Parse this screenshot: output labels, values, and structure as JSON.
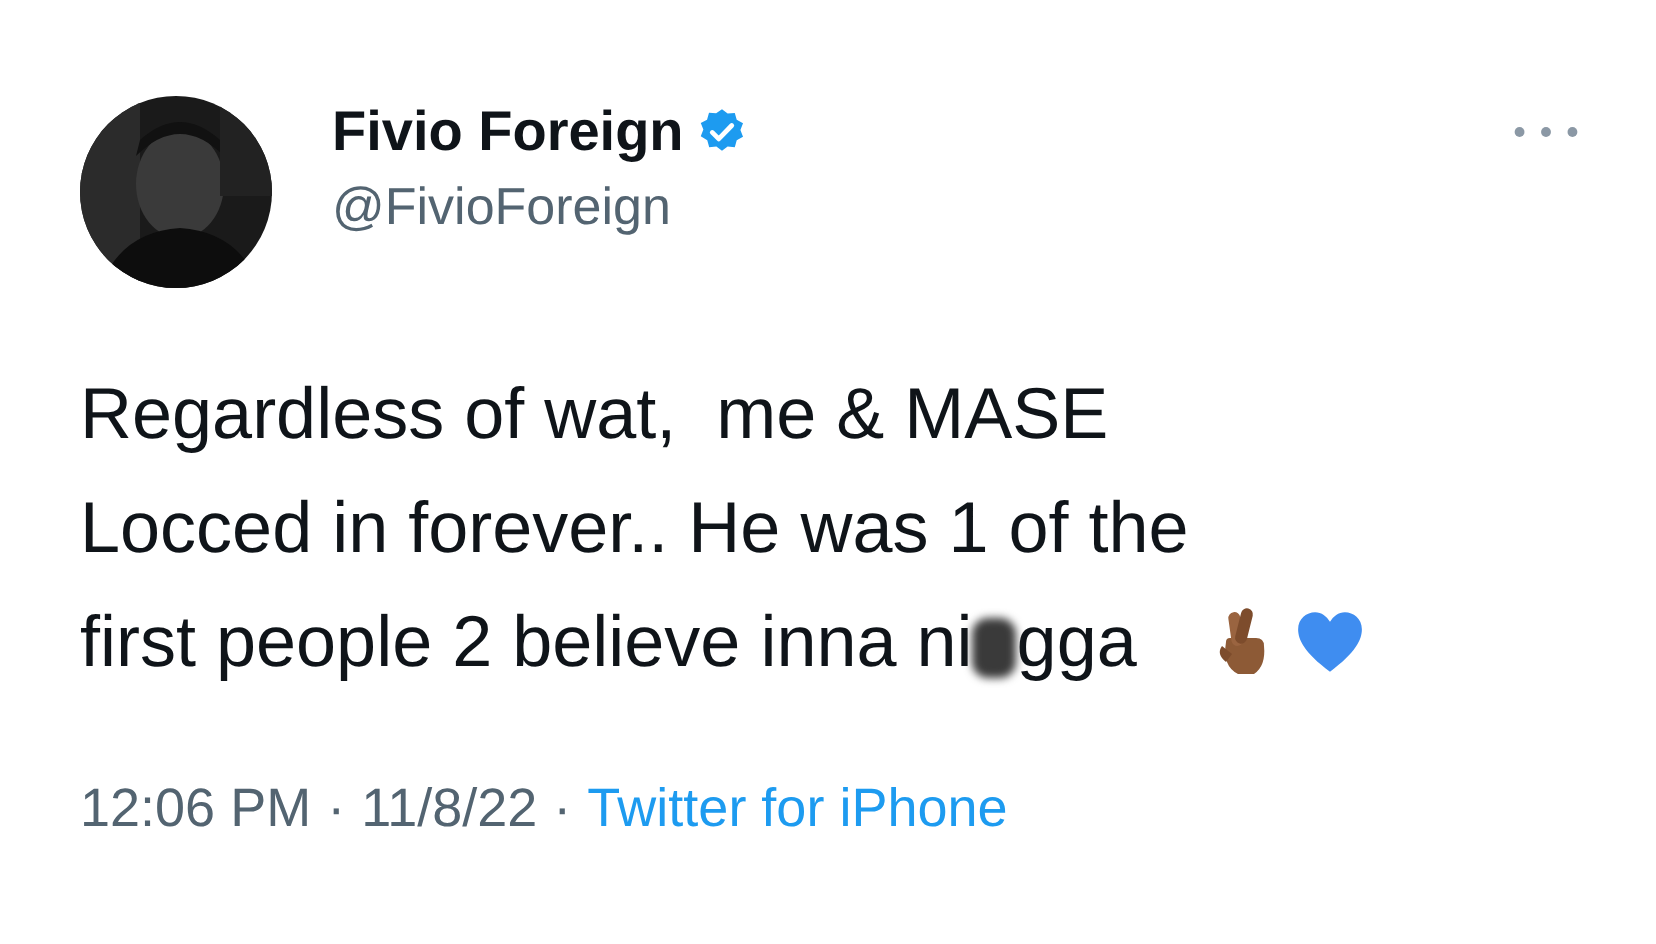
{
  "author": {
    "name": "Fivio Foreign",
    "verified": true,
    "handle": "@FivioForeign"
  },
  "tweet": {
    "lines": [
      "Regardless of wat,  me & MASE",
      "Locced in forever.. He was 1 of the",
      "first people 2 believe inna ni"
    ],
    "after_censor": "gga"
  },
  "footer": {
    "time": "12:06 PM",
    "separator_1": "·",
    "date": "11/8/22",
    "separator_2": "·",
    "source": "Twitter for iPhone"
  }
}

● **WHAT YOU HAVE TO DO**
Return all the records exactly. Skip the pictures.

● **EXERCISE RESPONSE**
Parse this screenshot: output labels, values, and structure as JSON.
{
  "author": {
    "name": "Fivio Foreign",
    "verified": true,
    "handle": "@FivioForeign"
  },
  "tweet": {
    "lines": [
      "Regardless of wat,  me & MASE",
      "Locced in forever.. He was 1 of the",
      "first people 2 believe inna ni"
    ],
    "after_censor": "gga"
  },
  "footer": {
    "time": "12:06 PM",
    "separator_1": "·",
    "date": "11/8/22",
    "separator_2": "·",
    "source": "Twitter for iPhone"
  }
}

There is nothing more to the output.